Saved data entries
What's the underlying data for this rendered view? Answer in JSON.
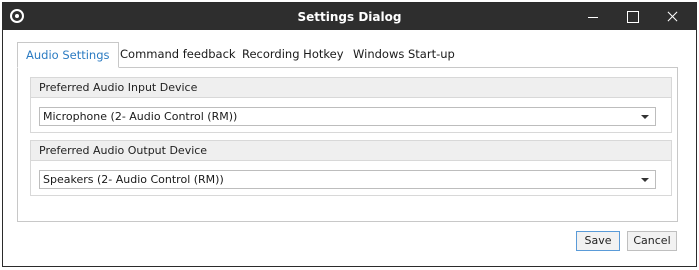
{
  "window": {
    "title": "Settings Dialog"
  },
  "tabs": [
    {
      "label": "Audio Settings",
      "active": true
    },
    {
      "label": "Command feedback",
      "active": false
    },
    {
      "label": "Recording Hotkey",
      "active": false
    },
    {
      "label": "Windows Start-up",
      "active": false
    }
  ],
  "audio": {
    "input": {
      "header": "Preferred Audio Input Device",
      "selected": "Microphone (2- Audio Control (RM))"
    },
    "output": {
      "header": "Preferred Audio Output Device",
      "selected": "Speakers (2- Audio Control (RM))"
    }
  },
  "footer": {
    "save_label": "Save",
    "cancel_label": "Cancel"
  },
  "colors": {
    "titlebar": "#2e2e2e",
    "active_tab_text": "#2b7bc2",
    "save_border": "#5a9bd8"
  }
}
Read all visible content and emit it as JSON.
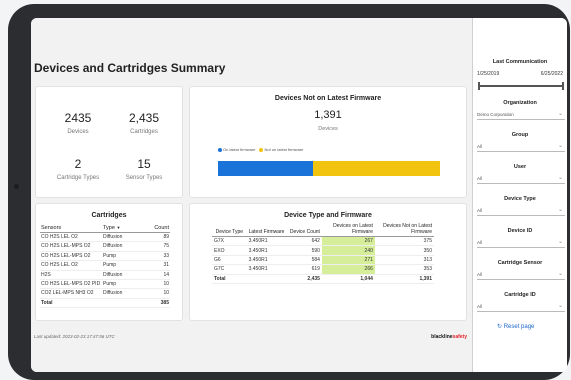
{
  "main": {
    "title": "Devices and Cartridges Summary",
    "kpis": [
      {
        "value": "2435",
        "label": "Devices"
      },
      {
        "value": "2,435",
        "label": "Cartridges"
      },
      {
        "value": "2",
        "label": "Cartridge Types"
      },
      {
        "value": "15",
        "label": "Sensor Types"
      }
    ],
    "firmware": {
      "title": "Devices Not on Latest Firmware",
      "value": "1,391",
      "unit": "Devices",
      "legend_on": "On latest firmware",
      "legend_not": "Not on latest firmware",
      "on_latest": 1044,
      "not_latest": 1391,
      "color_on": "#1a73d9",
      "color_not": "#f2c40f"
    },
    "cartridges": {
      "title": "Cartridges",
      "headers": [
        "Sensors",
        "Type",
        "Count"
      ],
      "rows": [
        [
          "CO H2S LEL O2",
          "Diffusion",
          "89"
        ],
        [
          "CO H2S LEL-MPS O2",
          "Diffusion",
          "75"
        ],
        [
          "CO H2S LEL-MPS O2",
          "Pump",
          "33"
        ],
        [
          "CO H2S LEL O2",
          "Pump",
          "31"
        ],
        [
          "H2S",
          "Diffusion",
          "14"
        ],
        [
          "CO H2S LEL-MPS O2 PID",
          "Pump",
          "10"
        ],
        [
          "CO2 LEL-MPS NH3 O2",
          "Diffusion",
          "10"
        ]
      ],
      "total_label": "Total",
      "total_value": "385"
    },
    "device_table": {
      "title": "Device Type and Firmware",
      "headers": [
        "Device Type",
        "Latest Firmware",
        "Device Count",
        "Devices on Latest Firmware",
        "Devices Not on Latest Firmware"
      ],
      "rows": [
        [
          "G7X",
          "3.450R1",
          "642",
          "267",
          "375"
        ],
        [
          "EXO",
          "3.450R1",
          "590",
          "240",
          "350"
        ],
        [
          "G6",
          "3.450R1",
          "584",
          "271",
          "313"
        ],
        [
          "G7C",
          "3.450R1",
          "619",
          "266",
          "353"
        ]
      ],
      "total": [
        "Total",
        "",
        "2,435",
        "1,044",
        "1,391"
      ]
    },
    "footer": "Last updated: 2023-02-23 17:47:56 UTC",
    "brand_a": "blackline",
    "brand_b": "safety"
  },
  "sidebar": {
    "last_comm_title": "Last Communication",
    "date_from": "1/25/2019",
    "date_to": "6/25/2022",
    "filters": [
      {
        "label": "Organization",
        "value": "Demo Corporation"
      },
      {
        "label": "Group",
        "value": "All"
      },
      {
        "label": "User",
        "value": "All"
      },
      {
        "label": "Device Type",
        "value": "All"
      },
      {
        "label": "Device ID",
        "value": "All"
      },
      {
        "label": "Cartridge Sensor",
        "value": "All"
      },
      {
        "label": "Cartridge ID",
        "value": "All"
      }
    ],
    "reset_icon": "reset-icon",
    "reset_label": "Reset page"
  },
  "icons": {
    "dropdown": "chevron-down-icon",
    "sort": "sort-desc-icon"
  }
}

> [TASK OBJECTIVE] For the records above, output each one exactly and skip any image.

> [RESULT OF THIS TASK]
What's the underlying data for this rendered view? Answer in JSON.
{
  "window": {
    "title": "Settings Dialog"
  },
  "tabs": [
    {
      "label": "Audio Settings",
      "active": true
    },
    {
      "label": "Command feedback",
      "active": false
    },
    {
      "label": "Recording Hotkey",
      "active": false
    },
    {
      "label": "Windows Start-up",
      "active": false
    }
  ],
  "audio": {
    "input": {
      "header": "Preferred Audio Input Device",
      "selected": "Microphone (2- Audio Control (RM))"
    },
    "output": {
      "header": "Preferred Audio Output Device",
      "selected": "Speakers (2- Audio Control (RM))"
    }
  },
  "footer": {
    "save_label": "Save",
    "cancel_label": "Cancel"
  },
  "colors": {
    "titlebar": "#2e2e2e",
    "active_tab_text": "#2b7bc2",
    "save_border": "#5a9bd8"
  }
}
Read all visible content and emit it as JSON.
{
  "main": {
    "title": "Devices and Cartridges Summary",
    "kpis": [
      {
        "value": "2435",
        "label": "Devices"
      },
      {
        "value": "2,435",
        "label": "Cartridges"
      },
      {
        "value": "2",
        "label": "Cartridge Types"
      },
      {
        "value": "15",
        "label": "Sensor Types"
      }
    ],
    "firmware": {
      "title": "Devices Not on Latest Firmware",
      "value": "1,391",
      "unit": "Devices",
      "legend_on": "On latest firmware",
      "legend_not": "Not on latest firmware",
      "on_latest": 1044,
      "not_latest": 1391,
      "color_on": "#1a73d9",
      "color_not": "#f2c40f"
    },
    "cartridges": {
      "title": "Cartridges",
      "headers": [
        "Sensors",
        "Type",
        "Count"
      ],
      "rows": [
        [
          "CO H2S LEL O2",
          "Diffusion",
          "89"
        ],
        [
          "CO H2S LEL-MPS O2",
          "Diffusion",
          "75"
        ],
        [
          "CO H2S LEL-MPS O2",
          "Pump",
          "33"
        ],
        [
          "CO H2S LEL O2",
          "Pump",
          "31"
        ],
        [
          "H2S",
          "Diffusion",
          "14"
        ],
        [
          "CO H2S LEL-MPS O2 PID",
          "Pump",
          "10"
        ],
        [
          "CO2 LEL-MPS NH3 O2",
          "Diffusion",
          "10"
        ]
      ],
      "total_label": "Total",
      "total_value": "385"
    },
    "device_table": {
      "title": "Device Type and Firmware",
      "headers": [
        "Device Type",
        "Latest Firmware",
        "Device Count",
        "Devices on Latest Firmware",
        "Devices Not on Latest Firmware"
      ],
      "rows": [
        [
          "G7X",
          "3.450R1",
          "642",
          "267",
          "375"
        ],
        [
          "EXO",
          "3.450R1",
          "590",
          "240",
          "350"
        ],
        [
          "G6",
          "3.450R1",
          "584",
          "271",
          "313"
        ],
        [
          "G7C",
          "3.450R1",
          "619",
          "266",
          "353"
        ]
      ],
      "total": [
        "Total",
        "",
        "2,435",
        "1,044",
        "1,391"
      ]
    },
    "footer": "Last updated: 2023-02-23 17:47:56 UTC",
    "brand_a": "blackline",
    "brand_b": "safety"
  },
  "sidebar": {
    "last_comm_title": "Last Communication",
    "date_from": "1/25/2019",
    "date_to": "6/25/2022",
    "filters": [
      {
        "label": "Organization",
        "value": "Demo Corporation"
      },
      {
        "label": "Group",
        "value": "All"
      },
      {
        "label": "User",
        "value": "All"
      },
      {
        "label": "Device Type",
        "value": "All"
      },
      {
        "label": "Device ID",
        "value": "All"
      },
      {
        "label": "Cartridge Sensor",
        "value": "All"
      },
      {
        "label": "Cartridge ID",
        "value": "All"
      }
    ],
    "reset_icon": "reset-icon",
    "reset_label": "Reset page"
  },
  "icons": {
    "dropdown": "chevron-down-icon",
    "sort": "sort-desc-icon"
  }
}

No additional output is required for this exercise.